PROBLEM STATEMENT:
This task calls for copying each line below that contains "인증기관".

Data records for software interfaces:

* * * * * * *

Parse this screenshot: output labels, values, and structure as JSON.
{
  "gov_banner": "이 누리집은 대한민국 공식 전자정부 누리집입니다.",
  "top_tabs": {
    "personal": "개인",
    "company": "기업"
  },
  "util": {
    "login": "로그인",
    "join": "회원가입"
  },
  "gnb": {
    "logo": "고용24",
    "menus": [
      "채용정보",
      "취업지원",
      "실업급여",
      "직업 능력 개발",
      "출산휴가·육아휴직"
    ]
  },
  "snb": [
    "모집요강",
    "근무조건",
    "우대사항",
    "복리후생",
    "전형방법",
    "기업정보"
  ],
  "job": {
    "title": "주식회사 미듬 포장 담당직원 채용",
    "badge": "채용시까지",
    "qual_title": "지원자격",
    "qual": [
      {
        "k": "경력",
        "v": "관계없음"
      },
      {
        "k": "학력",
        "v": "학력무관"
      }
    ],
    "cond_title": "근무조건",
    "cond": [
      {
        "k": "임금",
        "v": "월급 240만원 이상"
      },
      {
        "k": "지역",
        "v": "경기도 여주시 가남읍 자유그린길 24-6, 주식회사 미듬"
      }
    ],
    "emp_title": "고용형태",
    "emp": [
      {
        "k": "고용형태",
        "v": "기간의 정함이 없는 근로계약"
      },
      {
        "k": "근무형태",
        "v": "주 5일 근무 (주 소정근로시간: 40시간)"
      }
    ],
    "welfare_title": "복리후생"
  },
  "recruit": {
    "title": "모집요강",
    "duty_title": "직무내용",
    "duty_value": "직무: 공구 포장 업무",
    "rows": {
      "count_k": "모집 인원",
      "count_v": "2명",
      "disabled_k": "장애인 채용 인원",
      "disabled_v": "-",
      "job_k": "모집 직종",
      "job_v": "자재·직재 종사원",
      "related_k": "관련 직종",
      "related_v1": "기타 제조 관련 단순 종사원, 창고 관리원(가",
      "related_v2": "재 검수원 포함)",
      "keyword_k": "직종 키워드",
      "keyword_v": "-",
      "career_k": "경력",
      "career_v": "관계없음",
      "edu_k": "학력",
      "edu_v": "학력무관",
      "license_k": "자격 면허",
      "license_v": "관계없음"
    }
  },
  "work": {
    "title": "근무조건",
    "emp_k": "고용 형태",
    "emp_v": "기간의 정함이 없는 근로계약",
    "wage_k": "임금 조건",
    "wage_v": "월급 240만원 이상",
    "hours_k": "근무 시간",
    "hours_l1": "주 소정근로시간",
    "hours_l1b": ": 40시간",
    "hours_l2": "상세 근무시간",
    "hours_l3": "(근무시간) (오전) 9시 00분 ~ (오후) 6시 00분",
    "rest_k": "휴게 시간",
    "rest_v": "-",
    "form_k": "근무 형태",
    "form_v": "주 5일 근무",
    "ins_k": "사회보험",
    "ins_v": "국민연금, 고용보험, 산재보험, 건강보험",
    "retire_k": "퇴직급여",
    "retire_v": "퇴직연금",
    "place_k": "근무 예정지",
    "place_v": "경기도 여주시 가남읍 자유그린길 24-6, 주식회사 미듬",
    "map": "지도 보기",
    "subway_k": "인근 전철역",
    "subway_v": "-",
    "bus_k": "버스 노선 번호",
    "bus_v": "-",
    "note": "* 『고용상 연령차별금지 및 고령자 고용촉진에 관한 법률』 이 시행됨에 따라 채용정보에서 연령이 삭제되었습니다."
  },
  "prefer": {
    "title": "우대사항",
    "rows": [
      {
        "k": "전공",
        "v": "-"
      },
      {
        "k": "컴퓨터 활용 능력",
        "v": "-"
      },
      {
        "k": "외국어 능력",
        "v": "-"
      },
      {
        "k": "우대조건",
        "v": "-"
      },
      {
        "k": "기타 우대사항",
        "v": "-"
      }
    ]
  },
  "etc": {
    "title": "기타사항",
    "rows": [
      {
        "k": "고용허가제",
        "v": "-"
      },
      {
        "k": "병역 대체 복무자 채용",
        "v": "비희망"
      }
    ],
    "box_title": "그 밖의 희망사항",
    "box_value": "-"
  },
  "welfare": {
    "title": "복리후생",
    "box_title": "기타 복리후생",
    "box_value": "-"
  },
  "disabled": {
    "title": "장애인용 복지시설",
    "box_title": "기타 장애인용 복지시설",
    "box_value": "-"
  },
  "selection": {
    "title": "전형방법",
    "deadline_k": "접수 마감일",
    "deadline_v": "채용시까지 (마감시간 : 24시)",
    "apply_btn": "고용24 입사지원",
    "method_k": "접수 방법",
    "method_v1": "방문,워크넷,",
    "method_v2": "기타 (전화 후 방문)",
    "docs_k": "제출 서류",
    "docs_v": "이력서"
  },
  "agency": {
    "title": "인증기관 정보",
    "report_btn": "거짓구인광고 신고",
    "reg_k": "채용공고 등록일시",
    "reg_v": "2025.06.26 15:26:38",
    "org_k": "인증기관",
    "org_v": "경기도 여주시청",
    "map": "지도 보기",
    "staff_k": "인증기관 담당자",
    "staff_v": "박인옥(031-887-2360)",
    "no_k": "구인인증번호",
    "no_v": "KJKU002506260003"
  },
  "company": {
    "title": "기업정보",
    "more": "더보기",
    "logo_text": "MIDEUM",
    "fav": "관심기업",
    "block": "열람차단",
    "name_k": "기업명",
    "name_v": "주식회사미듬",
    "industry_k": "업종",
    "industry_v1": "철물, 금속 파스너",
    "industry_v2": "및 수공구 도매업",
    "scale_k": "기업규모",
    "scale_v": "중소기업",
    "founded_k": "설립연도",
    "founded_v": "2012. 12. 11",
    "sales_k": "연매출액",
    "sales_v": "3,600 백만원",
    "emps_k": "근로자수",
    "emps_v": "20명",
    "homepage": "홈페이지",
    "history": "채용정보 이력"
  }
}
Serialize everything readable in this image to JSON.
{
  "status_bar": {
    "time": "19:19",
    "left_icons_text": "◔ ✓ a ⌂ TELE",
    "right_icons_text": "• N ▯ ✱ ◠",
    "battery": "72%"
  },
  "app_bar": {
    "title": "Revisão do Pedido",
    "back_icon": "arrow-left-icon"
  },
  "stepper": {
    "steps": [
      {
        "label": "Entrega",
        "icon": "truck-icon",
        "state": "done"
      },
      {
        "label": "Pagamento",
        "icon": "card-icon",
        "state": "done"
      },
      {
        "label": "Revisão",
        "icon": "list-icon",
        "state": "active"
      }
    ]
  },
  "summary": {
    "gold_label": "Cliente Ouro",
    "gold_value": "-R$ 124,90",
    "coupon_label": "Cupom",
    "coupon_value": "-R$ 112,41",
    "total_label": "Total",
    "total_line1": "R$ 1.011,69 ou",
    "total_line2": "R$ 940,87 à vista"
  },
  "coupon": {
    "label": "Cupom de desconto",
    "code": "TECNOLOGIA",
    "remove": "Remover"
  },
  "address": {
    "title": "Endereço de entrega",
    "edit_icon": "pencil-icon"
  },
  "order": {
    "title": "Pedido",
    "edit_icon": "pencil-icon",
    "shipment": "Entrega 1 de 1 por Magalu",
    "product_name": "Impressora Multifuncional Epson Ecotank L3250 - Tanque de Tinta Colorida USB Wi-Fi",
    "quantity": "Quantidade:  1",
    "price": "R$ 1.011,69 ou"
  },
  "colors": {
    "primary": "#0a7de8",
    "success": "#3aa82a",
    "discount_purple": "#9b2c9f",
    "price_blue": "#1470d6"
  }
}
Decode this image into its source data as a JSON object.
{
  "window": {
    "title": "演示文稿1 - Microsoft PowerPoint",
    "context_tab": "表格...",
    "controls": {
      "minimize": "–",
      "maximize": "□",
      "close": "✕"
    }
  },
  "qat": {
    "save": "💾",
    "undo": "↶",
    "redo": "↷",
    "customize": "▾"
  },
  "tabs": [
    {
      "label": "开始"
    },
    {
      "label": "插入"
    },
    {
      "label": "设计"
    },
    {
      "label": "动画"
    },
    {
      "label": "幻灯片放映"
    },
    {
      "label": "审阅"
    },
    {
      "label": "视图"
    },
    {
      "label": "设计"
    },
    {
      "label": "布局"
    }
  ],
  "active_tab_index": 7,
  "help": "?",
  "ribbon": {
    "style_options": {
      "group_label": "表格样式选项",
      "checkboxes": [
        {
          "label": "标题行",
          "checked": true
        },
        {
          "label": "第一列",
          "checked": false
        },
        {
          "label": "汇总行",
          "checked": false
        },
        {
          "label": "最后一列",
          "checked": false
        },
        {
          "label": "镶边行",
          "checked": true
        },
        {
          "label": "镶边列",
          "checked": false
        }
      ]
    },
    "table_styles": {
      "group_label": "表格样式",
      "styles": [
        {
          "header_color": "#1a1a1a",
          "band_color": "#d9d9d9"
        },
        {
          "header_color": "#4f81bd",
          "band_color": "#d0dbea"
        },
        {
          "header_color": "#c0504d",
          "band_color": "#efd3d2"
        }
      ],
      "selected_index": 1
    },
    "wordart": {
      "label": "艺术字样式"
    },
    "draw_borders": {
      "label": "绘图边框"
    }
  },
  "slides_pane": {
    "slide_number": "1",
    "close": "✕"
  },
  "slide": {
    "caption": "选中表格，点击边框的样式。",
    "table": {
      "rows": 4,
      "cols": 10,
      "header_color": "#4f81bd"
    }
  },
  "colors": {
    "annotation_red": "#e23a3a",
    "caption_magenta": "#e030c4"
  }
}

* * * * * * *

ANSWER BELOW:
    "title": "인증기관 정보",
    "org_k": "인증기관",
    "staff_k": "인증기관 담당자",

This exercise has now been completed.